If the termination has been on the grounds that you have been absent from work, the company is supposed to, for a duration of at least 14 days send letters of concern by registered post to your residential address ( as mentioned in the company records) stating that you are supposed to return to work. It is only when no answers are received for these letters, that they can conduct an inquiry in your absence and deem you as absconding. For the inquiry as well, they are supposed to send another letter to you as proof of intimation of the date of the inquiry.
Now, as the decision to terminate has occurred in your absence, this becomes an ex-parte judgement, for which you can by right appeal against, so that the inquiry can be re-opened and you are given a chance to explain your side, on record.
Termination in your absence is actually dismissal.

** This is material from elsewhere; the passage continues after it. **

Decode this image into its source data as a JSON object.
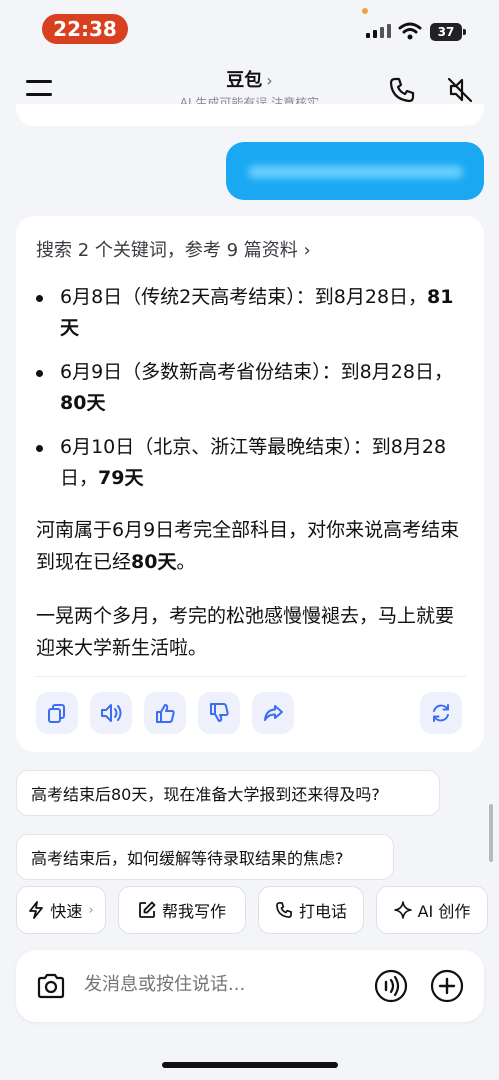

This can always be appealed against.
As a start, you can send an e-mail and also a letter in hard copy by registered post, to the company asking them for the findings of the inquiry on the basis of which they decided your dismissal/termination. They are bound to respond. If not, the letter in hard copy that you have sent to teh company serves as evidence in the labour court that no explanation has been provided to you on your exit.